Baseball fans in Washington have something new to root for: the playoffs
By Fred Bowen,
It’s almost September, and the baseball pennant races are heating up. Washington fans might need a refresher course on pennant races. After all, no Major League Baseball team from Washington has played a postseason game since the Senators lost the World Series in 1933.
Even the team closest to Washington, the Baltimore Orioles, haven’t made the playoffs since 1997. (The Nationals’ manager, Davey Johnson, was in charge of that team.)
This season, the Nats are definitely in the playoff hunt. After Tuesday’s games, the Nats lead the National League East Division by four games over the Atlanta Braves.
Here’s what you have to know to stay on top of the race:
The basics: Five teams from the National League and five from the American League make the playoffs.
There are two ways to get in. First, the teams that finish in first place in each league’s three divisions make it. The two remaining teams that have the best record in each league also make it as “wild cards.”
It’s important for the Nats to win their division because the two wild cards in each league will play a winner-take-all game to stay in the playoffs. Even if the Nats were to win the wild-card game, they would have used one of their best starting pitchers, meaning he wouldn’t be able to play in one of the first division playoff games.
It’s called a pennant race because the winner of the National League and American League playoffs get to fly a pennant, or flag, above their stadiums.
Check every day: Baseball games are like school days: There are lots of them. So you have to check the Sports section or look online almost every day to see how the Nats did the night before.
Better yet, get your homework done and ask your parents if you can stay up and watch some of the games on TV. When the races are tight, every game is important. Last season, the Boston Red Sox and Atlanta Braves looked likely to make the playoffs, but both lost out on the season’s last day!
Check the other teams: The Nats are in a race with the Atlanta Braves. When the Braves lose, that’s almost as good as a Nats win. (The Nationals add a full game to their lead every time they win a game and the Braves lose one; the reverse is also true.)
The magic number: This sounds like something out of Harry Potter, but it’s simple math.
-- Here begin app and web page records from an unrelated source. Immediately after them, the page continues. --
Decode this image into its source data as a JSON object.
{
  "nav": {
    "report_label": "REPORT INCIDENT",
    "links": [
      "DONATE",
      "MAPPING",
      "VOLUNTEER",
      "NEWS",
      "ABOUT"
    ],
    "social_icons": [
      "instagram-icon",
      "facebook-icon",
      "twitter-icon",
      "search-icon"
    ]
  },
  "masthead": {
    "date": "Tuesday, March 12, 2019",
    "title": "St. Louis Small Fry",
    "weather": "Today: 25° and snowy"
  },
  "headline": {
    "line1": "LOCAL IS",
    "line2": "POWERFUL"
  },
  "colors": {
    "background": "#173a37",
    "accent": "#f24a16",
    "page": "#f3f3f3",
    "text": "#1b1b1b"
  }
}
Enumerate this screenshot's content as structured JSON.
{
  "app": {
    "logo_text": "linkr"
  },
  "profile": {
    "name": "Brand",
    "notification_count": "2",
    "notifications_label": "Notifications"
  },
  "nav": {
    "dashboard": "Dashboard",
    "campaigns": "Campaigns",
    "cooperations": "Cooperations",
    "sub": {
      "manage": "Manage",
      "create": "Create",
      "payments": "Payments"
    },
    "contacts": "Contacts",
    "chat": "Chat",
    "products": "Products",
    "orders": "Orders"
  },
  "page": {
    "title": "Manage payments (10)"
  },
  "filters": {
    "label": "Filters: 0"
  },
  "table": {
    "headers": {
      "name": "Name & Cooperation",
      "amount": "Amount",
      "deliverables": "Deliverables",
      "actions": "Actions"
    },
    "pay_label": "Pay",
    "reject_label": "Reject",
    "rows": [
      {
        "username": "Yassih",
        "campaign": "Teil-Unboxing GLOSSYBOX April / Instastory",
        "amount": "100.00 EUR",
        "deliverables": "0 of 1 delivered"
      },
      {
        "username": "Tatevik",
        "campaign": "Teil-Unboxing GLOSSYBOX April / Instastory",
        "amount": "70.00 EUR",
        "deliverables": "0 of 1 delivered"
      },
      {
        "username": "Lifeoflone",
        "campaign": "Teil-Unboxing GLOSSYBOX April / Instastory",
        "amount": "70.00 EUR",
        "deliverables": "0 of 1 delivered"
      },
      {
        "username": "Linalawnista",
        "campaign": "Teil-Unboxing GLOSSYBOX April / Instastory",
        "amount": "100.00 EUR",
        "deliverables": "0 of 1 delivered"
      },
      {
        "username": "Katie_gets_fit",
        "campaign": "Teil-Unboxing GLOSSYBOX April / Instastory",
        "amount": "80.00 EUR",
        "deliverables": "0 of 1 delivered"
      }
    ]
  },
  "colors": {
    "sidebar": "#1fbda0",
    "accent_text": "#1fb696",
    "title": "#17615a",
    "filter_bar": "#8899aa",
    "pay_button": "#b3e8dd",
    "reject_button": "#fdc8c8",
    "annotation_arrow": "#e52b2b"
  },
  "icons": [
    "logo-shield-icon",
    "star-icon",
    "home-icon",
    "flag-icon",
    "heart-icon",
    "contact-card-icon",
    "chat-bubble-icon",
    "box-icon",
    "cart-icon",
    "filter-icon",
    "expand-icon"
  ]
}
In the last few weeks of the season, you’ll hear about the magic number. It will be the combined number of Nationals wins and Braves losses needed to clinch a division title for the Nationals.
And once the Nats make the playoffs, it won’t be crazy to talk about the World Series. Washington in the World Series? That would be magic!
Fred Bowen writes the sports opinion column for KidsPost. He is the author of 18 sports books for kids.